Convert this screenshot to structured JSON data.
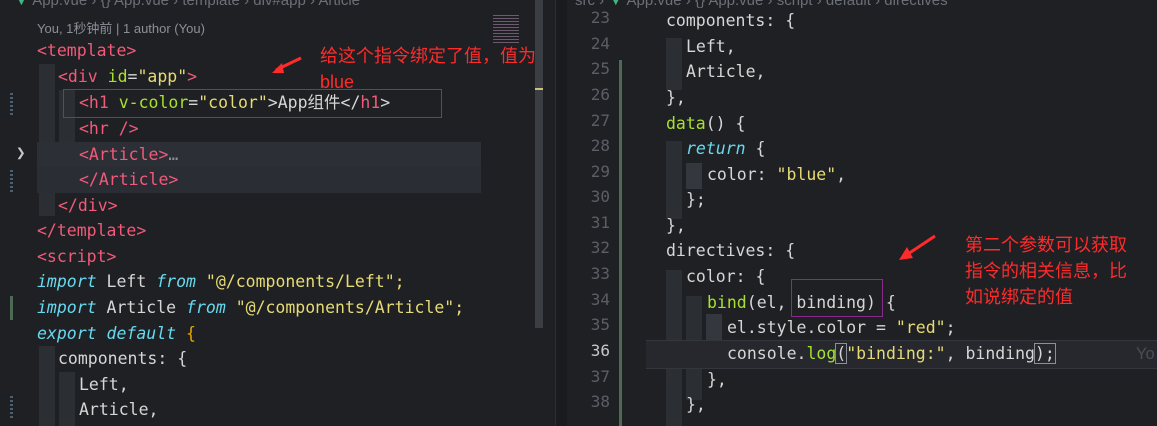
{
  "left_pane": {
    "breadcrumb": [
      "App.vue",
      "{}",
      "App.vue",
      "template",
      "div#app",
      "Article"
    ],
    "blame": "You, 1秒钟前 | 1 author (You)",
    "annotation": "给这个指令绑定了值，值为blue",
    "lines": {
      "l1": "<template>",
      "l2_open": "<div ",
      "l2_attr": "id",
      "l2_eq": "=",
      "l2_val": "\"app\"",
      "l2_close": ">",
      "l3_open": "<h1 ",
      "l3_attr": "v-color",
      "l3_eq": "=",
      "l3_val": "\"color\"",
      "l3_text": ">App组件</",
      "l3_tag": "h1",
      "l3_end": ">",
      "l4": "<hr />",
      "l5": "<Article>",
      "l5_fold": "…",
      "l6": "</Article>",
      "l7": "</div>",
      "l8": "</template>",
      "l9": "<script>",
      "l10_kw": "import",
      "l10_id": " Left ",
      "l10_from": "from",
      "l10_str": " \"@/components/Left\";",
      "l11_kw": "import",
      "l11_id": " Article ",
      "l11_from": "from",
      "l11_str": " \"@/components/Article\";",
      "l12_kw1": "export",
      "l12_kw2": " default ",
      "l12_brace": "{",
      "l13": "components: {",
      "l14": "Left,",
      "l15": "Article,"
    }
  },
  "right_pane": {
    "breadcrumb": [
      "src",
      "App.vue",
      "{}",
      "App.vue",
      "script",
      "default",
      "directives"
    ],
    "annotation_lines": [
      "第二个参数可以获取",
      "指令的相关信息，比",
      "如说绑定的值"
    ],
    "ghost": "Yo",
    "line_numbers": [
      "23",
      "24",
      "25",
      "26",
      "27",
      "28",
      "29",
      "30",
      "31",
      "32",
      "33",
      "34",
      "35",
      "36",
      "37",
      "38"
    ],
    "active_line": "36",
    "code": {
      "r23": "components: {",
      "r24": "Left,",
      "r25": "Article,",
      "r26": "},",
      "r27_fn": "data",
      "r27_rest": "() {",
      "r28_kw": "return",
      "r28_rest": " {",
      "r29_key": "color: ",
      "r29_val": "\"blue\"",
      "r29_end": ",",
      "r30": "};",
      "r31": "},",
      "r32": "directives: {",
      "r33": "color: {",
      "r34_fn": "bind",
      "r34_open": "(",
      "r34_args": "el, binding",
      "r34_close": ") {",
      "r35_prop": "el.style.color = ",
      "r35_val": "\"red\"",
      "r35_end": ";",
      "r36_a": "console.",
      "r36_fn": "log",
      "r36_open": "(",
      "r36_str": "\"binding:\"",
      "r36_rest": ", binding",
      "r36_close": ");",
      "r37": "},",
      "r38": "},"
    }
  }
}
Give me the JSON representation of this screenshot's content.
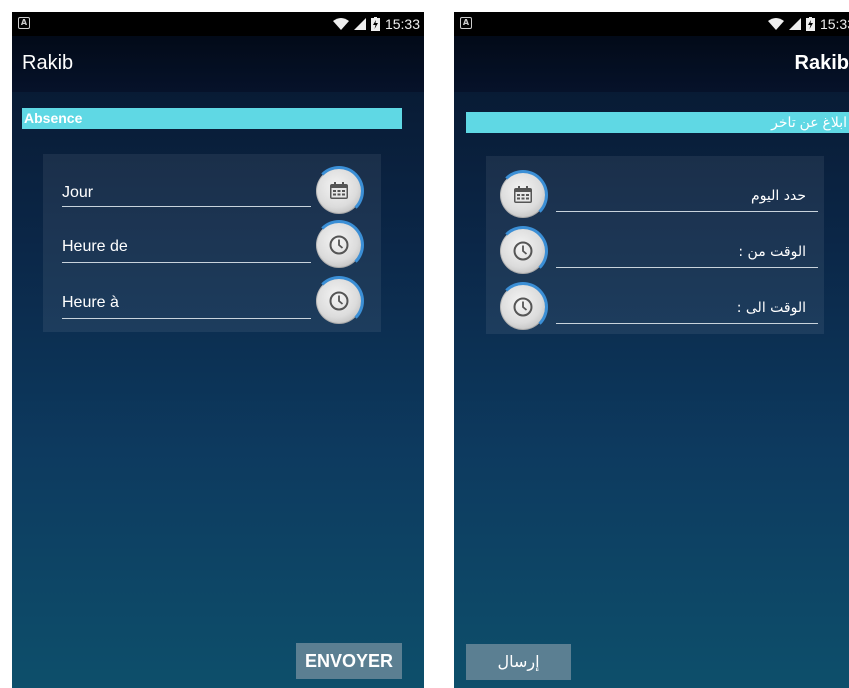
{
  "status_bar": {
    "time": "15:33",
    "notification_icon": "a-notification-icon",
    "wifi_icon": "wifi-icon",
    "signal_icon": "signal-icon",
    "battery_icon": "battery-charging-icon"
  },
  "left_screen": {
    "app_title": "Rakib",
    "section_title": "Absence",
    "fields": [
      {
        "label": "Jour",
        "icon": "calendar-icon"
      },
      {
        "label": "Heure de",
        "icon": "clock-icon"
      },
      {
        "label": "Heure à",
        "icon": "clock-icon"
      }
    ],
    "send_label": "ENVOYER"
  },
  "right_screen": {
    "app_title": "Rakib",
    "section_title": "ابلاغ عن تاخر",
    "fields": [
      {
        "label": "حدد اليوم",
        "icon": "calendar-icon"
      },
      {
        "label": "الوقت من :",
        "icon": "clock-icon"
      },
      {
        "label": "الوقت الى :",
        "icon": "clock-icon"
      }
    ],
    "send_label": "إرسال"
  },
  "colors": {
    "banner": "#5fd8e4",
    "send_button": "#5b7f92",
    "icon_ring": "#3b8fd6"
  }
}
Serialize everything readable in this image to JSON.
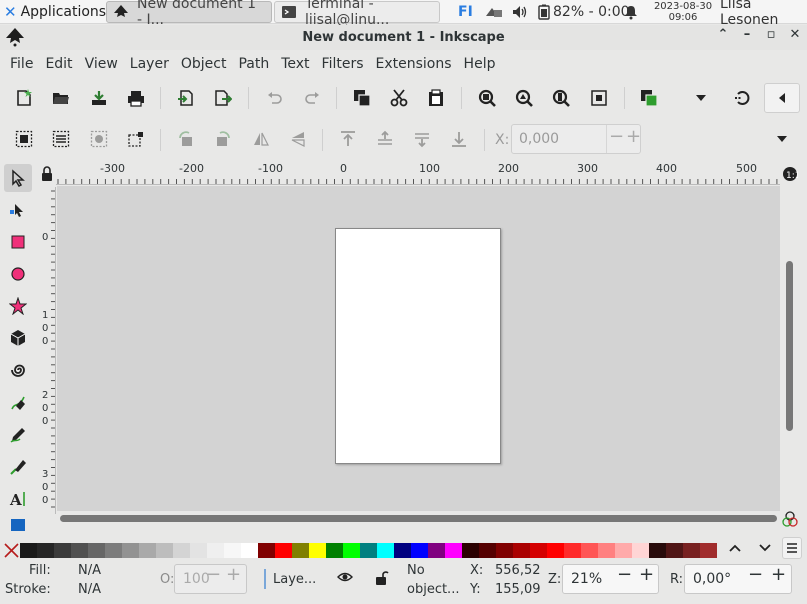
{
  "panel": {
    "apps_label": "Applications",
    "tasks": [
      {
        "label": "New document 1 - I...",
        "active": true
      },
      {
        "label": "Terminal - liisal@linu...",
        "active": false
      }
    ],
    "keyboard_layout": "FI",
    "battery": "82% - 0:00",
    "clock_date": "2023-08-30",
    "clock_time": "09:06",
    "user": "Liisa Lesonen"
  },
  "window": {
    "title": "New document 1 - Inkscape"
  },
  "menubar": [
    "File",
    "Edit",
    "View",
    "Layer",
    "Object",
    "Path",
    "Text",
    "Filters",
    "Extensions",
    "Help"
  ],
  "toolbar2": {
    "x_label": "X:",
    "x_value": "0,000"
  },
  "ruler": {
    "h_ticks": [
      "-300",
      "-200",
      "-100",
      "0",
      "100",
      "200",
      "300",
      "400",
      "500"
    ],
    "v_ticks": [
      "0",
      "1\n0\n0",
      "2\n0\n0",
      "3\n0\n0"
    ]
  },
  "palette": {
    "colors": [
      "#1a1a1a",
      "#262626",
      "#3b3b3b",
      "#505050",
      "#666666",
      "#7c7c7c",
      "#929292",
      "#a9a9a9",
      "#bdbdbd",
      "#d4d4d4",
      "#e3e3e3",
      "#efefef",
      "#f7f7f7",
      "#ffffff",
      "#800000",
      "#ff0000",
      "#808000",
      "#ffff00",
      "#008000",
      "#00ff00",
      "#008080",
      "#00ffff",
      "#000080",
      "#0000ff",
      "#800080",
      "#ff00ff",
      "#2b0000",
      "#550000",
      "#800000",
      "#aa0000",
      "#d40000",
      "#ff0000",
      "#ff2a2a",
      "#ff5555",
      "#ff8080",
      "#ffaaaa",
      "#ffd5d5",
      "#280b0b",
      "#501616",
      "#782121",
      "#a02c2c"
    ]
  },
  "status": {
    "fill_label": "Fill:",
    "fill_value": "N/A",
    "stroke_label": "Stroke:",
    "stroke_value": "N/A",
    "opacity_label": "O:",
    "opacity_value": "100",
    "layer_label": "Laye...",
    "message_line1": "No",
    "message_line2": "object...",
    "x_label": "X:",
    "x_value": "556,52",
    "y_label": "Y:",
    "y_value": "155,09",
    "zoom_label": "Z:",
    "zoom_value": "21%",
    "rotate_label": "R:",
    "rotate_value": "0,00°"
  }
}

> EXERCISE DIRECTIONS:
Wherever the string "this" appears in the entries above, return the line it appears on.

> ANSWER SPACE:
Convert this screenshot to structured JSON data.
Give me the JSON representation of this screenshot's content.
Serialize everything readable in this image to JSON.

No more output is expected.